Web page and app entries:

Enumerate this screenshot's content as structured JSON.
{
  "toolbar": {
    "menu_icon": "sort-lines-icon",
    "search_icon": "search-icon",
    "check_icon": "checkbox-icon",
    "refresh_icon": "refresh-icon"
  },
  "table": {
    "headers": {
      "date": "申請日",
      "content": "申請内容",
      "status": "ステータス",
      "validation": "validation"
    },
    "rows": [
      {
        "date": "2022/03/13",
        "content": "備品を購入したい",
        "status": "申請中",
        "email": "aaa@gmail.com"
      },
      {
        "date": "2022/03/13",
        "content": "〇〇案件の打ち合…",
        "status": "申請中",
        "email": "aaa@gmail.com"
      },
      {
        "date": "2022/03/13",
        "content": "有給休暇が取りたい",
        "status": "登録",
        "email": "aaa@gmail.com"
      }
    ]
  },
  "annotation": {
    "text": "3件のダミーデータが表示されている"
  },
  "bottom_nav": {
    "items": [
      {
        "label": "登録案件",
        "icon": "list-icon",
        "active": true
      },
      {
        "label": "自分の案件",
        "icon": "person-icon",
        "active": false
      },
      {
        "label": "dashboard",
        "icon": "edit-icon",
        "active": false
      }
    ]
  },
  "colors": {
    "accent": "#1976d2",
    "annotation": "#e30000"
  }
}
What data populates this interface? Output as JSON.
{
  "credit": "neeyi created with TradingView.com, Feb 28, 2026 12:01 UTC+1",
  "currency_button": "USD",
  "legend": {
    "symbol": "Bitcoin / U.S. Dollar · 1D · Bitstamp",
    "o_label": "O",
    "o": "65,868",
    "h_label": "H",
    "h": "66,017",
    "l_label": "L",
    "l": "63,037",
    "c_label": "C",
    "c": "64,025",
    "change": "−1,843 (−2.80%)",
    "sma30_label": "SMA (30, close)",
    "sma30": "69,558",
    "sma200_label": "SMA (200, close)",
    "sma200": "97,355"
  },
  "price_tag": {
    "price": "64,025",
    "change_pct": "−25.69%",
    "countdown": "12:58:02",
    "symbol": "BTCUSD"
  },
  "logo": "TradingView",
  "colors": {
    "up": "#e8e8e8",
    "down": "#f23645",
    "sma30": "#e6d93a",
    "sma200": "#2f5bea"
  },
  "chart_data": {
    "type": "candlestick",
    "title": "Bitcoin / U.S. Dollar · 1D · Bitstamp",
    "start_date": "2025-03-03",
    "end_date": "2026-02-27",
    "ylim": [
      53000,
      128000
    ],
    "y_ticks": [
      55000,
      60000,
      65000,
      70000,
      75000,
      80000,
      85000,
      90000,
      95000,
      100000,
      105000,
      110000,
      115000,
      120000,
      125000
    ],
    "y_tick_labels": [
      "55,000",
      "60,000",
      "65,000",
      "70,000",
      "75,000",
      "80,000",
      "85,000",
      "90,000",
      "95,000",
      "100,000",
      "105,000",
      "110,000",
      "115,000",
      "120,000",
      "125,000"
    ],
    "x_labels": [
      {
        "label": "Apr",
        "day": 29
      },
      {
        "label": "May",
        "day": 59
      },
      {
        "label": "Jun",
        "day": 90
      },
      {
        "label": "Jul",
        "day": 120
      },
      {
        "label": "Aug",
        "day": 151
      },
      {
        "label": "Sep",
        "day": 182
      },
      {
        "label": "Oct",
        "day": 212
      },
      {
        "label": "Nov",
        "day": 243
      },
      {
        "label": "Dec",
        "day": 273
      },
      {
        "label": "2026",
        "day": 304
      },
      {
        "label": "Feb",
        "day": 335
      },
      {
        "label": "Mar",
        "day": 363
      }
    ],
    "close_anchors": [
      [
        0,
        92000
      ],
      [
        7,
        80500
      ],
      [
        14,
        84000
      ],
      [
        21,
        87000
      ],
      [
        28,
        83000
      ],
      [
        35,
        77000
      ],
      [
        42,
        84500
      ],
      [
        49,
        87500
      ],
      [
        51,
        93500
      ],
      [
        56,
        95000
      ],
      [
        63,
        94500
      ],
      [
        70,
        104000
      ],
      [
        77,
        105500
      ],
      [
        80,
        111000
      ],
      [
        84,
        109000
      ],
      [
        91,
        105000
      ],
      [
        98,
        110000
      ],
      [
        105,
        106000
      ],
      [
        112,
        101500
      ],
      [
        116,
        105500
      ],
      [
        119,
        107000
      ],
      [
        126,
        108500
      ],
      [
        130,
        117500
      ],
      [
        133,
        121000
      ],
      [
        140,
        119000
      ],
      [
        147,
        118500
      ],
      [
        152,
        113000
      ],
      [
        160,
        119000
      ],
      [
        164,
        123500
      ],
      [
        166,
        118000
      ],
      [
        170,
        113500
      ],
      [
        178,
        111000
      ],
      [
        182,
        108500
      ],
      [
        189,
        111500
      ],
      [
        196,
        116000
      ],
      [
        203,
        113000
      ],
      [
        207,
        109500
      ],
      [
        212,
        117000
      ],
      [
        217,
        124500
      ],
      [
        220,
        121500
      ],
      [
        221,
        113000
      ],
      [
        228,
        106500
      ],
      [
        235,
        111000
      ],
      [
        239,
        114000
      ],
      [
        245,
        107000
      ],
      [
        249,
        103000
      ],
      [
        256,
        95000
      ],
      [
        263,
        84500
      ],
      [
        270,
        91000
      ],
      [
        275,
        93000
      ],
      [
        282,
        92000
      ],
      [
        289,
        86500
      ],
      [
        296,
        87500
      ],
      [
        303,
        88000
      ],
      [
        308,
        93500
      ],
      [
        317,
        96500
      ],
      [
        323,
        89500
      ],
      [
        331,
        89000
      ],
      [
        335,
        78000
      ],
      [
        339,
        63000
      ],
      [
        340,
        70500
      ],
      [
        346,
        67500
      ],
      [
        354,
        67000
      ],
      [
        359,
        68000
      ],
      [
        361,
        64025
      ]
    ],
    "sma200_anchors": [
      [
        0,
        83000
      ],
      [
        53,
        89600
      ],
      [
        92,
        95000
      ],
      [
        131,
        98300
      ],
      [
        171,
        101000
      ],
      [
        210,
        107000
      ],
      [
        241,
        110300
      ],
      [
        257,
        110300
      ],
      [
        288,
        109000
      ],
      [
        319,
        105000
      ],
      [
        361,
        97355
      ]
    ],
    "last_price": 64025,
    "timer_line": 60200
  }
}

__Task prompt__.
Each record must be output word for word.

__Response for this exercise__.
Enumerate this screenshot's content as structured JSON.
{
  "toolbar": {
    "menu_icon": "sort-lines-icon",
    "search_icon": "search-icon",
    "check_icon": "checkbox-icon",
    "refresh_icon": "refresh-icon"
  },
  "table": {
    "headers": {
      "date": "申請日",
      "content": "申請内容",
      "status": "ステータス",
      "validation": "validation"
    },
    "rows": [
      {
        "date": "2022/03/13",
        "content": "備品を購入したい",
        "status": "申請中",
        "email": "aaa@gmail.com"
      },
      {
        "date": "2022/03/13",
        "content": "〇〇案件の打ち合…",
        "status": "申請中",
        "email": "aaa@gmail.com"
      },
      {
        "date": "2022/03/13",
        "content": "有給休暇が取りたい",
        "status": "登録",
        "email": "aaa@gmail.com"
      }
    ]
  },
  "annotation": {
    "text": "3件のダミーデータが表示されている"
  },
  "bottom_nav": {
    "items": [
      {
        "label": "登録案件",
        "icon": "list-icon",
        "active": true
      },
      {
        "label": "自分の案件",
        "icon": "person-icon",
        "active": false
      },
      {
        "label": "dashboard",
        "icon": "edit-icon",
        "active": false
      }
    ]
  },
  "colors": {
    "accent": "#1976d2",
    "annotation": "#e30000"
  }
}
What data populates this interface? Output as JSON.
{
  "credit": "neeyi created with TradingView.com, Feb 28, 2026 12:01 UTC+1",
  "currency_button": "USD",
  "legend": {
    "symbol": "Bitcoin / U.S. Dollar · 1D · Bitstamp",
    "o_label": "O",
    "o": "65,868",
    "h_label": "H",
    "h": "66,017",
    "l_label": "L",
    "l": "63,037",
    "c_label": "C",
    "c": "64,025",
    "change": "−1,843 (−2.80%)",
    "sma30_label": "SMA (30, close)",
    "sma30": "69,558",
    "sma200_label": "SMA (200, close)",
    "sma200": "97,355"
  },
  "price_tag": {
    "price": "64,025",
    "change_pct": "−25.69%",
    "countdown": "12:58:02",
    "symbol": "BTCUSD"
  },
  "logo": "TradingView",
  "colors": {
    "up": "#e8e8e8",
    "down": "#f23645",
    "sma30": "#e6d93a",
    "sma200": "#2f5bea"
  },
  "chart_data": {
    "type": "candlestick",
    "title": "Bitcoin / U.S. Dollar · 1D · Bitstamp",
    "start_date": "2025-03-03",
    "end_date": "2026-02-27",
    "ylim": [
      53000,
      128000
    ],
    "y_ticks": [
      55000,
      60000,
      65000,
      70000,
      75000,
      80000,
      85000,
      90000,
      95000,
      100000,
      105000,
      110000,
      115000,
      120000,
      125000
    ],
    "y_tick_labels": [
      "55,000",
      "60,000",
      "65,000",
      "70,000",
      "75,000",
      "80,000",
      "85,000",
      "90,000",
      "95,000",
      "100,000",
      "105,000",
      "110,000",
      "115,000",
      "120,000",
      "125,000"
    ],
    "x_labels": [
      {
        "label": "Apr",
        "day": 29
      },
      {
        "label": "May",
        "day": 59
      },
      {
        "label": "Jun",
        "day": 90
      },
      {
        "label": "Jul",
        "day": 120
      },
      {
        "label": "Aug",
        "day": 151
      },
      {
        "label": "Sep",
        "day": 182
      },
      {
        "label": "Oct",
        "day": 212
      },
      {
        "label": "Nov",
        "day": 243
      },
      {
        "label": "Dec",
        "day": 273
      },
      {
        "label": "2026",
        "day": 304
      },
      {
        "label": "Feb",
        "day": 335
      },
      {
        "label": "Mar",
        "day": 363
      }
    ],
    "close_anchors": [
      [
        0,
        92000
      ],
      [
        7,
        80500
      ],
      [
        14,
        84000
      ],
      [
        21,
        87000
      ],
      [
        28,
        83000
      ],
      [
        35,
        77000
      ],
      [
        42,
        84500
      ],
      [
        49,
        87500
      ],
      [
        51,
        93500
      ],
      [
        56,
        95000
      ],
      [
        63,
        94500
      ],
      [
        70,
        104000
      ],
      [
        77,
        105500
      ],
      [
        80,
        111000
      ],
      [
        84,
        109000
      ],
      [
        91,
        105000
      ],
      [
        98,
        110000
      ],
      [
        105,
        106000
      ],
      [
        112,
        101500
      ],
      [
        116,
        105500
      ],
      [
        119,
        107000
      ],
      [
        126,
        108500
      ],
      [
        130,
        117500
      ],
      [
        133,
        121000
      ],
      [
        140,
        119000
      ],
      [
        147,
        118500
      ],
      [
        152,
        113000
      ],
      [
        160,
        119000
      ],
      [
        164,
        123500
      ],
      [
        166,
        118000
      ],
      [
        170,
        113500
      ],
      [
        178,
        111000
      ],
      [
        182,
        108500
      ],
      [
        189,
        111500
      ],
      [
        196,
        116000
      ],
      [
        203,
        113000
      ],
      [
        207,
        109500
      ],
      [
        212,
        117000
      ],
      [
        217,
        124500
      ],
      [
        220,
        121500
      ],
      [
        221,
        113000
      ],
      [
        228,
        106500
      ],
      [
        235,
        111000
      ],
      [
        239,
        114000
      ],
      [
        245,
        107000
      ],
      [
        249,
        103000
      ],
      [
        256,
        95000
      ],
      [
        263,
        84500
      ],
      [
        270,
        91000
      ],
      [
        275,
        93000
      ],
      [
        282,
        92000
      ],
      [
        289,
        86500
      ],
      [
        296,
        87500
      ],
      [
        303,
        88000
      ],
      [
        308,
        93500
      ],
      [
        317,
        96500
      ],
      [
        323,
        89500
      ],
      [
        331,
        89000
      ],
      [
        335,
        78000
      ],
      [
        339,
        63000
      ],
      [
        340,
        70500
      ],
      [
        346,
        67500
      ],
      [
        354,
        67000
      ],
      [
        359,
        68000
      ],
      [
        361,
        64025
      ]
    ],
    "sma200_anchors": [
      [
        0,
        83000
      ],
      [
        53,
        89600
      ],
      [
        92,
        95000
      ],
      [
        131,
        98300
      ],
      [
        171,
        101000
      ],
      [
        210,
        107000
      ],
      [
        241,
        110300
      ],
      [
        257,
        110300
      ],
      [
        288,
        109000
      ],
      [
        319,
        105000
      ],
      [
        361,
        97355
      ]
    ],
    "last_price": 64025,
    "timer_line": 60200
  }
}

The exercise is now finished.